• [The problem] Among the entries below, find every line that has "JSON" and pull it out.

▬▬▬

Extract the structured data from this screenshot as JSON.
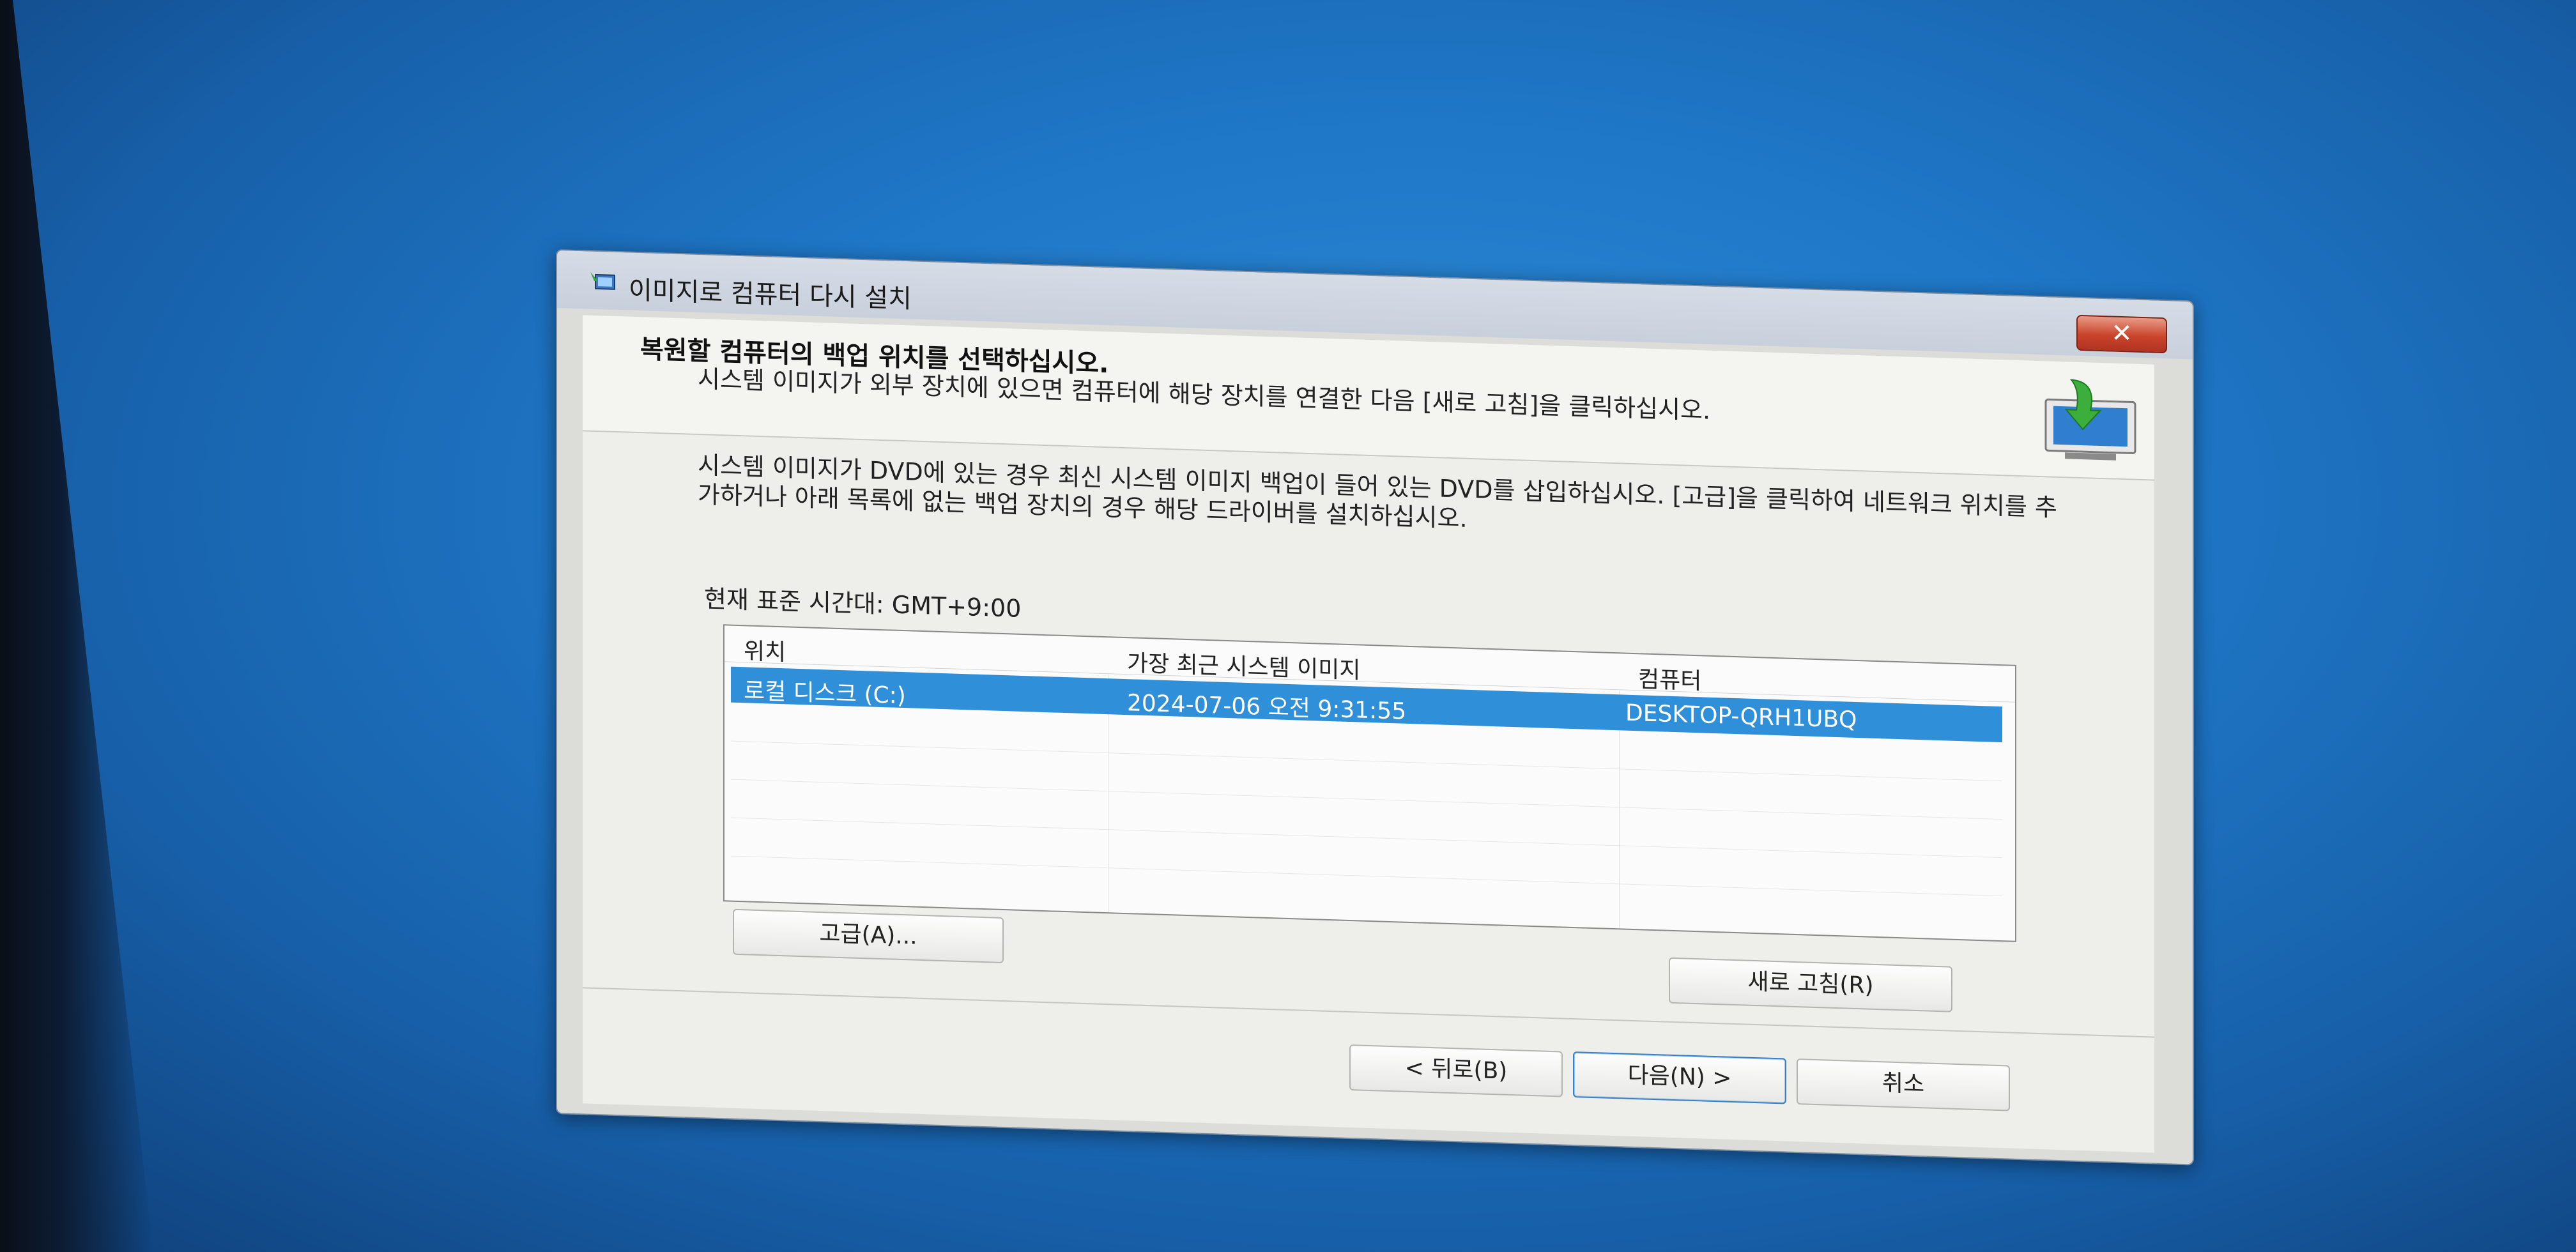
{
  "window": {
    "title": "이미지로 컴퓨터 다시 설치",
    "close_label": "✕"
  },
  "header": {
    "heading": "복원할 컴퓨터의 백업 위치를 선택하십시오.",
    "subheading": "시스템 이미지가 외부 장치에 있으면 컴퓨터에 해당 장치를 연결한 다음 [새로 고침]을 클릭하십시오."
  },
  "content": {
    "intro": "시스템 이미지가 DVD에 있는 경우 최신 시스템 이미지 백업이 들어 있는 DVD를 삽입하십시오. [고급]을 클릭하여 네트워크 위치를 추가하거나 아래 목록에 없는 백업 장치의 경우 해당 드라이버를 설치하십시오.",
    "timezone": "현재 표준 시간대: GMT+9:00"
  },
  "table": {
    "columns": [
      "위치",
      "가장 최근 시스템 이미지",
      "컴퓨터"
    ],
    "rows": [
      {
        "location": "로컬 디스크 (C:)",
        "date": "2024-07-06 오전 9:31:55",
        "computer": "DESKTOP-QRH1UBQ",
        "selected": true
      }
    ]
  },
  "buttons": {
    "advanced": "고급(A)...",
    "refresh": "새로 고침(R)",
    "back": "< 뒤로(B)",
    "next": "다음(N) >",
    "cancel": "취소"
  },
  "icons": {
    "app": "restore-image-icon",
    "header": "backup-restore-monitor-icon",
    "close": "close-icon"
  },
  "colors": {
    "desktop": "#1f78c8",
    "selection": "#2f8fd8",
    "close_button": "#c9442b"
  }
}
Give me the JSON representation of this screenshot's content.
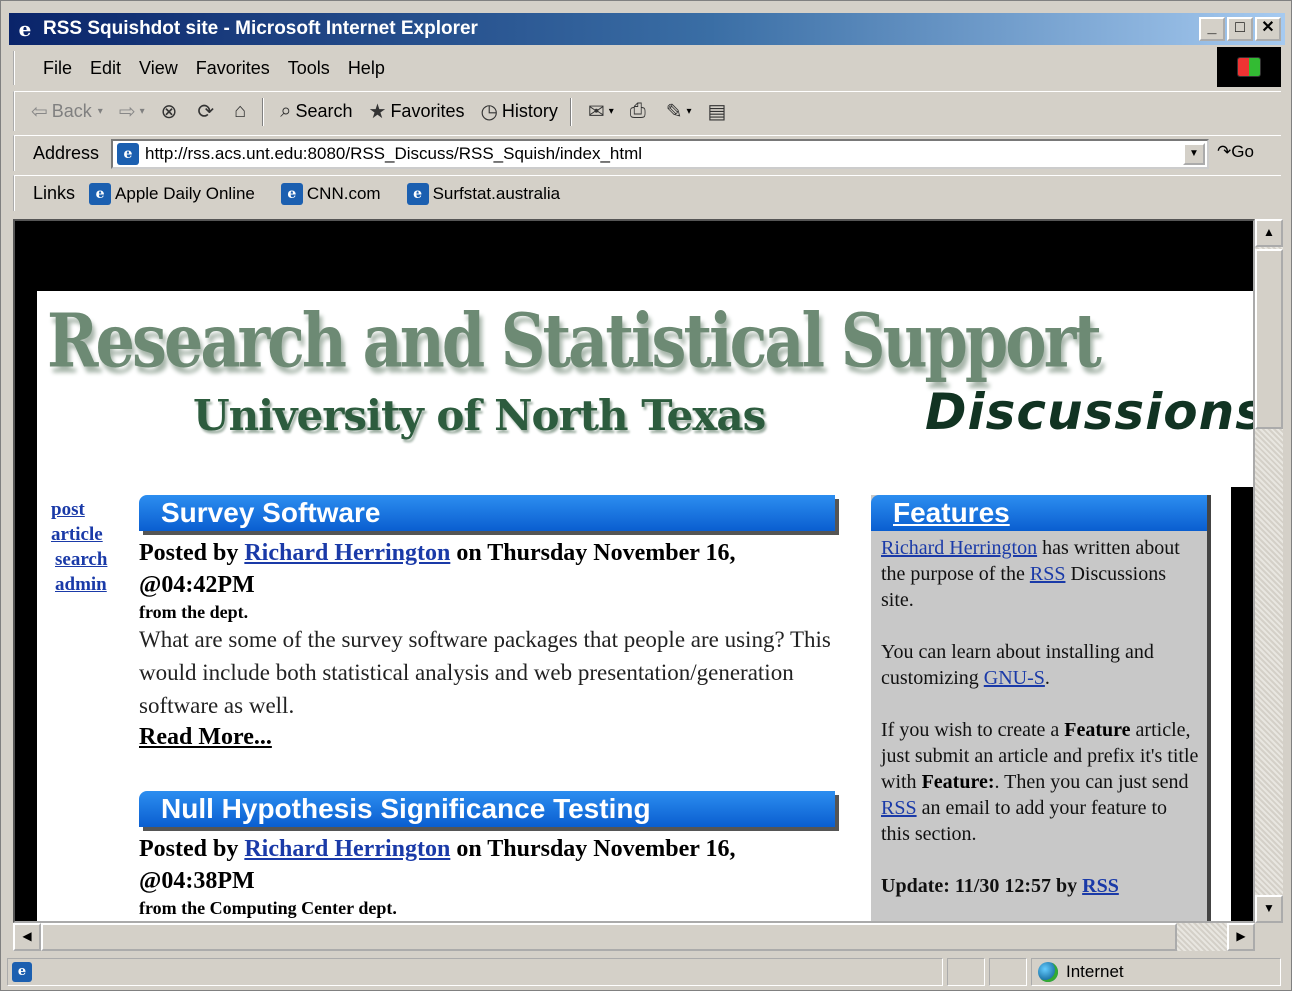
{
  "window": {
    "title": "RSS Squishdot site - Microsoft Internet Explorer"
  },
  "menu": [
    "File",
    "Edit",
    "View",
    "Favorites",
    "Tools",
    "Help"
  ],
  "toolbar": {
    "back": "Back",
    "search": "Search",
    "favorites": "Favorites",
    "history": "History"
  },
  "address": {
    "label": "Address",
    "url": "http://rss.acs.unt.edu:8080/RSS_Discuss/RSS_Squish/index_html",
    "go": "Go"
  },
  "links": {
    "label": "Links",
    "items": [
      "Apple Daily Online",
      "CNN.com",
      "Surfstat.australia"
    ]
  },
  "status": {
    "zone": "Internet"
  },
  "page": {
    "banner": {
      "title": "Research and Statistical Support",
      "subtitle": "University of North Texas",
      "section": "Discussions"
    },
    "nav": [
      "post",
      "article",
      "search",
      "admin"
    ],
    "stories": [
      {
        "title": "Survey Software",
        "posted_by": "Posted by",
        "author": "Richard Herrington",
        "date": "on Thursday November 16, @04:42PM",
        "dept": "from the dept.",
        "body": "What are some of the survey software packages that people are using? This would include both statistical analysis and web presentation/generation software as well.",
        "read_more": "Read More..."
      },
      {
        "title": "Null Hypothesis Significance Testing",
        "posted_by": "Posted by",
        "author": "Richard Herrington",
        "date": "on Thursday November 16, @04:38PM",
        "dept": "from the Computing Center dept."
      }
    ],
    "features": {
      "title": "Features",
      "p1_link": "Richard Herrington",
      "p1_text": "has written about the purpose of the",
      "p1_link2": "RSS",
      "p1_end": "Discussions site.",
      "p2_text": "You can learn about installing and customizing",
      "p2_link": "GNU-S",
      "p3_a": "If you wish to create a",
      "p3_b": "Feature",
      "p3_c": "article, just submit an article and prefix it's title with",
      "p3_d": "Feature:",
      "p3_e": ". Then you can just send",
      "p3_link": "RSS",
      "p3_f": "an email to add your feature to this section.",
      "update": "Update: 11/30 12:57 by",
      "update_link": "RSS"
    }
  }
}
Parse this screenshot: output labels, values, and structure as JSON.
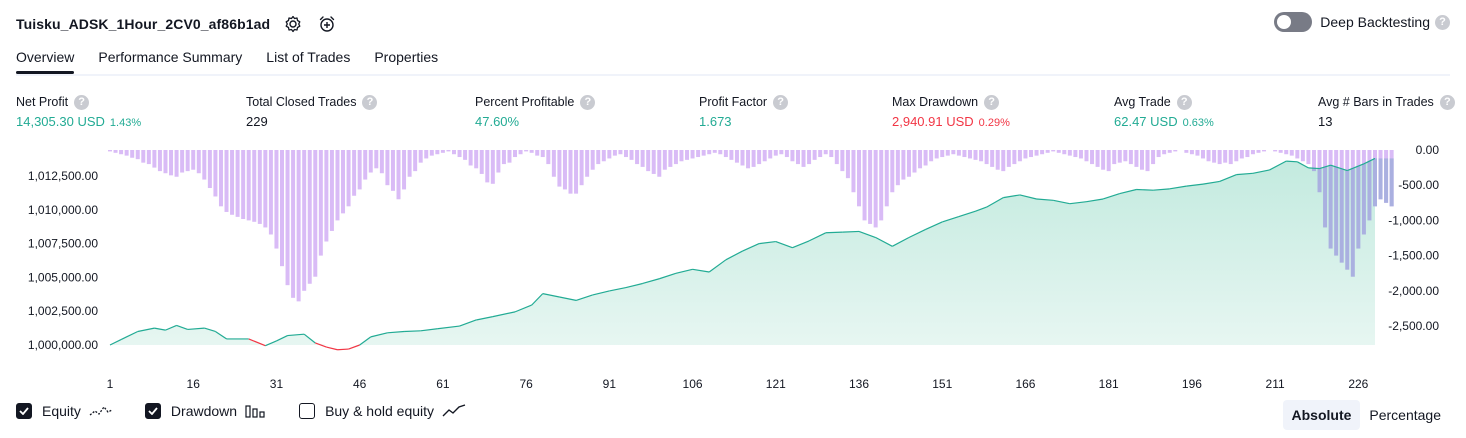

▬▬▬

• [Solution]
Extract the structured data from this screenshot as JSON.
Give me the JSON representation of this screenshot's content.
Parse this screenshot: output labels, values, and structure as JSON.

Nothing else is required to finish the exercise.